[EXTRACTED MATERIAL Boundary: Start]

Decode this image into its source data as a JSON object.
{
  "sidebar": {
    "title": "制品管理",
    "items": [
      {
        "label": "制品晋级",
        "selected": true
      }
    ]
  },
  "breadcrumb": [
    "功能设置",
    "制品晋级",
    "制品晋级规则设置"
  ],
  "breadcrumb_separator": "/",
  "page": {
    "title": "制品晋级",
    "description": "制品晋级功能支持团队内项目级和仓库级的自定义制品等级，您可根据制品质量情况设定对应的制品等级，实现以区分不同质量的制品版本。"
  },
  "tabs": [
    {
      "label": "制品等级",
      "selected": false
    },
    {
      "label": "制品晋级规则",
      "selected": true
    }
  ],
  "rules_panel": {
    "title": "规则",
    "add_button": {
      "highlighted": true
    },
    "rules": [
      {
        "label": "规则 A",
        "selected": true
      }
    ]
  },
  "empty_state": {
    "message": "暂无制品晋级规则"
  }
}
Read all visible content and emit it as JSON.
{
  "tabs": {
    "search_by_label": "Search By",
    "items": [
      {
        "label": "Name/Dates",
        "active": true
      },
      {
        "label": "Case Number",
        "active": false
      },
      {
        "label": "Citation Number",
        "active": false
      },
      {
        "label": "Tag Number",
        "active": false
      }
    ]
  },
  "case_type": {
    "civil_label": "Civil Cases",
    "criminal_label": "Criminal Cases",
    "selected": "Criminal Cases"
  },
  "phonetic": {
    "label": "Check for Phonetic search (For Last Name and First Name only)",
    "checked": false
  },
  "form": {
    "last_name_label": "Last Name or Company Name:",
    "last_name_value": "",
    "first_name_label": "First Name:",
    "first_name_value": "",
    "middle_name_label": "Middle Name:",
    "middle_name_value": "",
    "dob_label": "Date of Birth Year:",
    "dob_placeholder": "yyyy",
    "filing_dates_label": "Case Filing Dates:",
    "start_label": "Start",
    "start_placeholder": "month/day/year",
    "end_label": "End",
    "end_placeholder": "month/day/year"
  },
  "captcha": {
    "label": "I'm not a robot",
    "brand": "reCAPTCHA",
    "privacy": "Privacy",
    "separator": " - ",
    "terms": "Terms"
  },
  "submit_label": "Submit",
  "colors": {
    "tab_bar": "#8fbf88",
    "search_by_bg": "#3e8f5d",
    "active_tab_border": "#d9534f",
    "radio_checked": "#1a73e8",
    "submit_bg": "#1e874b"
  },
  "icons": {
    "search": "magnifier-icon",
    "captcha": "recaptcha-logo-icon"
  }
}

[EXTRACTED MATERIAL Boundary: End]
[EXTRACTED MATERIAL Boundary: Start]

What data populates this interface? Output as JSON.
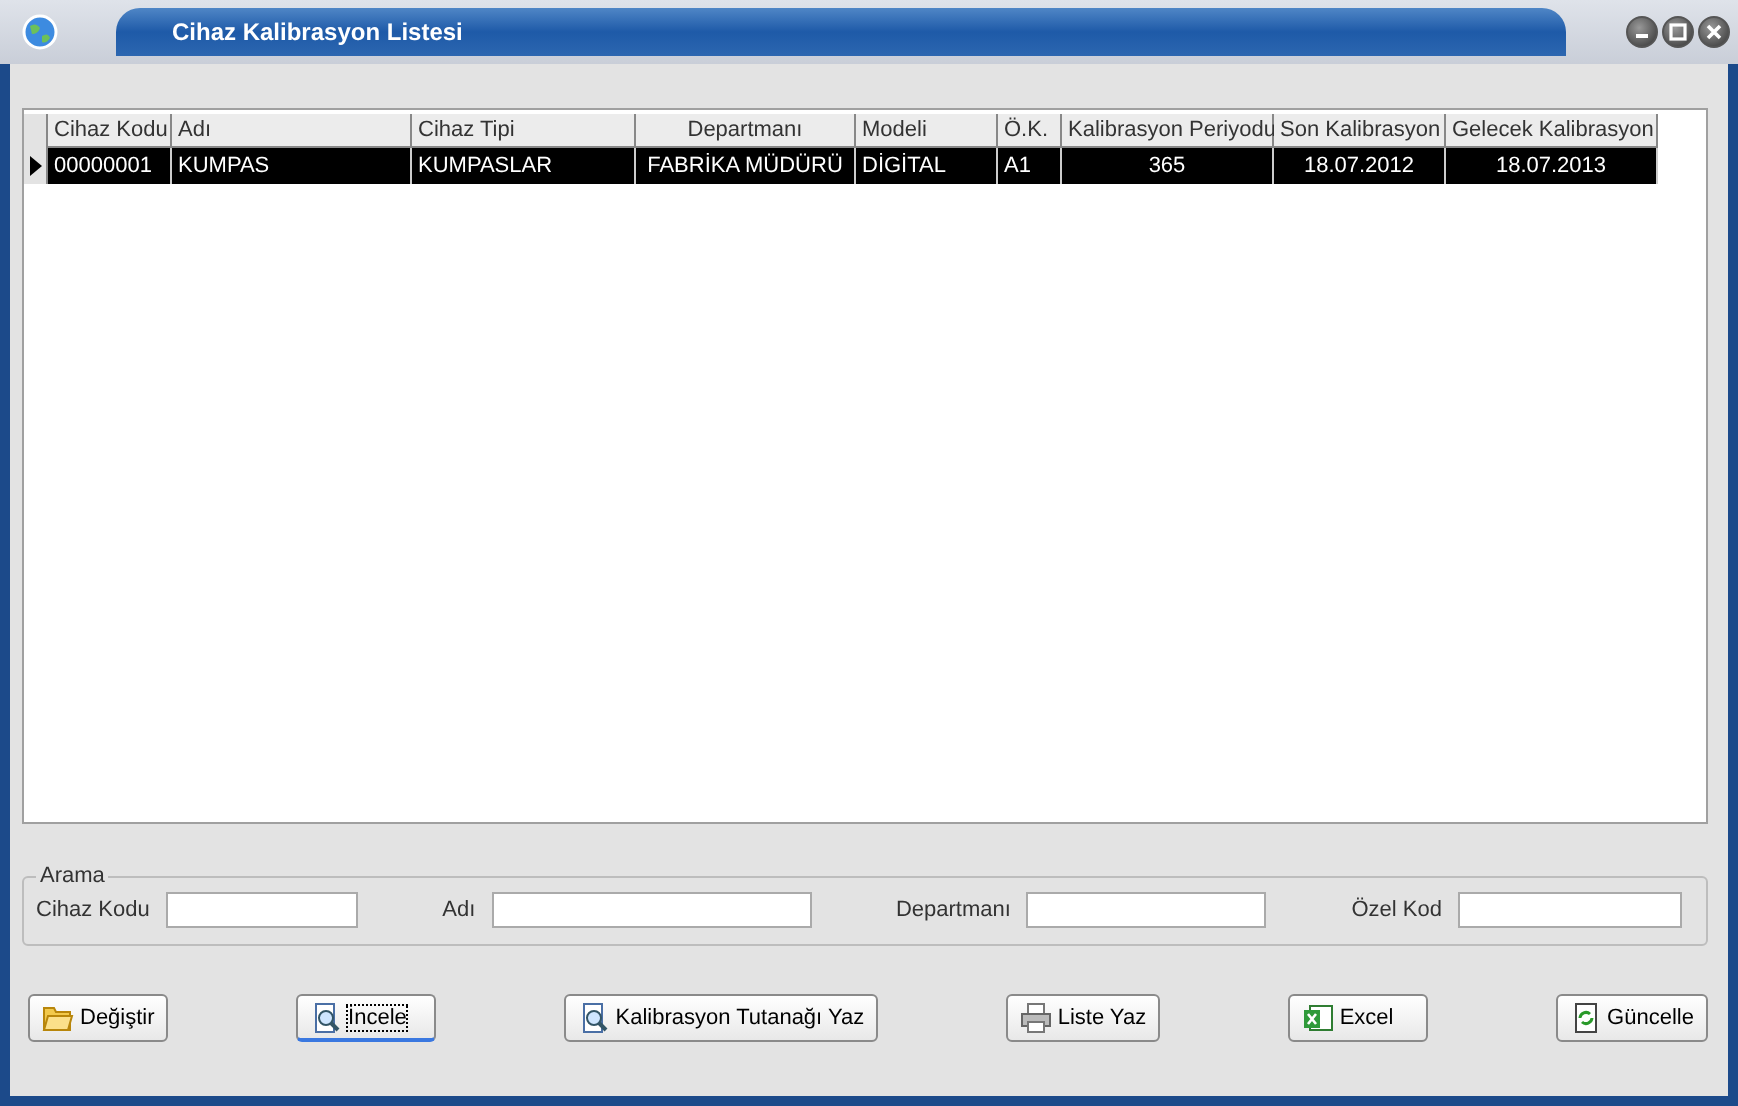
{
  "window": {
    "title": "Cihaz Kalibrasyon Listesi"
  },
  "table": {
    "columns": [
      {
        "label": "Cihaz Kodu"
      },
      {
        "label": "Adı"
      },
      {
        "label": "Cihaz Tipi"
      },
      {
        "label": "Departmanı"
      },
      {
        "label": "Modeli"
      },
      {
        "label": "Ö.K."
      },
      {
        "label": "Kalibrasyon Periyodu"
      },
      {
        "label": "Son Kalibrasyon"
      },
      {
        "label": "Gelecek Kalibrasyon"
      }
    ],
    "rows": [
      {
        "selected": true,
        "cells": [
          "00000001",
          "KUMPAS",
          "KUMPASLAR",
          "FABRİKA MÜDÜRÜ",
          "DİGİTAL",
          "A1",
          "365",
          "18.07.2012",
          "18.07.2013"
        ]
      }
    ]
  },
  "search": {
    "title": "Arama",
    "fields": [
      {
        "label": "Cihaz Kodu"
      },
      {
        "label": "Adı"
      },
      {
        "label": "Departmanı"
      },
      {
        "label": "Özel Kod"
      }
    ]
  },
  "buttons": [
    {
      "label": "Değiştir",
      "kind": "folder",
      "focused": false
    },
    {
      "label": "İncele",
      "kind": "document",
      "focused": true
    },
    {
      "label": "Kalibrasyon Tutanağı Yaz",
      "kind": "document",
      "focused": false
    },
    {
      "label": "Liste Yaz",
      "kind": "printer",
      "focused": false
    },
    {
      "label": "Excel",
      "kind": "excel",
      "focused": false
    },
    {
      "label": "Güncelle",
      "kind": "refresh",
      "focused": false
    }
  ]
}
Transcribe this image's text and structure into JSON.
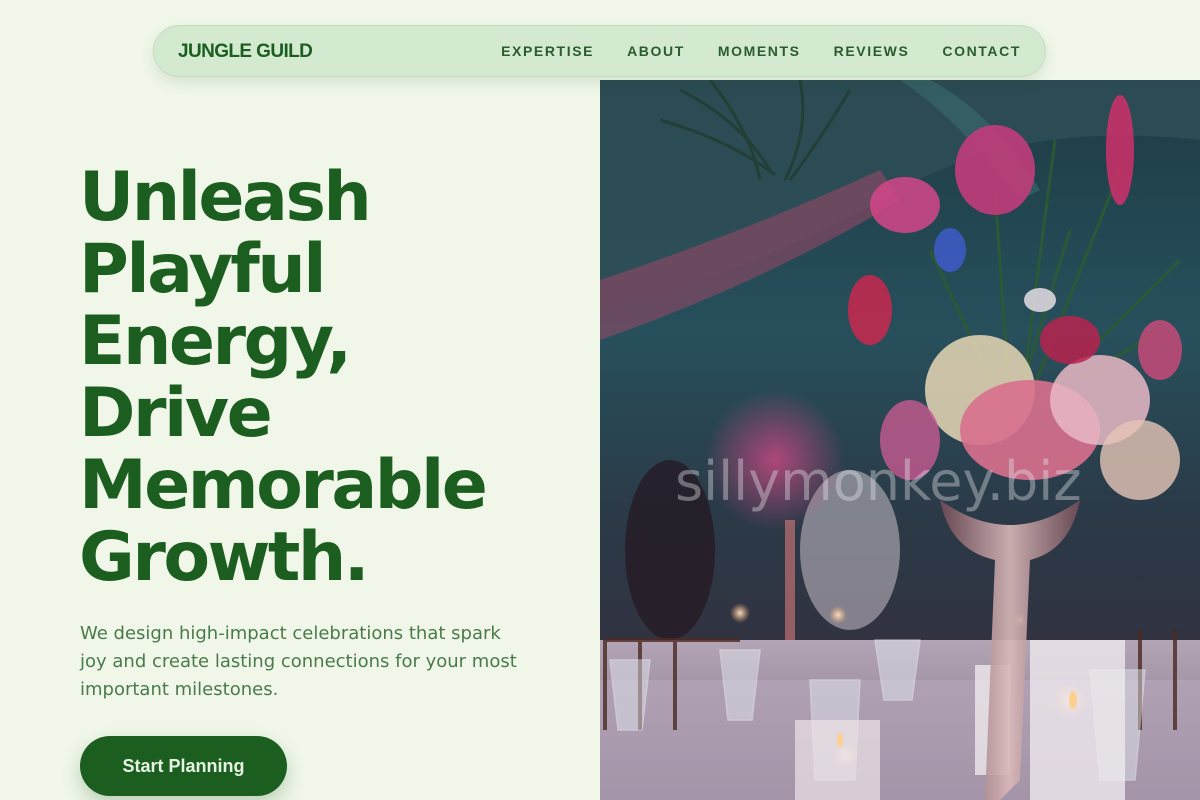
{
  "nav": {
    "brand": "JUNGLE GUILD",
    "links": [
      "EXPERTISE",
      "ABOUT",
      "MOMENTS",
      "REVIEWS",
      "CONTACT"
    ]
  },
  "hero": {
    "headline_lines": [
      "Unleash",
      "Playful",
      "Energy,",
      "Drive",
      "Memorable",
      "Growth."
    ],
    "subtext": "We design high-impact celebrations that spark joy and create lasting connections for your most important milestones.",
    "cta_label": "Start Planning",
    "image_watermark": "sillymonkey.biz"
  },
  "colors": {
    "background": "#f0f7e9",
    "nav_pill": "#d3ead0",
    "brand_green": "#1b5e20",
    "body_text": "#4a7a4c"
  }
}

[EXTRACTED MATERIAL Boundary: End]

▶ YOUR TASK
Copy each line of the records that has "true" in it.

▶ SOLVED EXERCISE
        "selected": true
      "selected": true
      "highlighted": true
        "selected": true
        "active": true
        "selected": true,
      "focused": true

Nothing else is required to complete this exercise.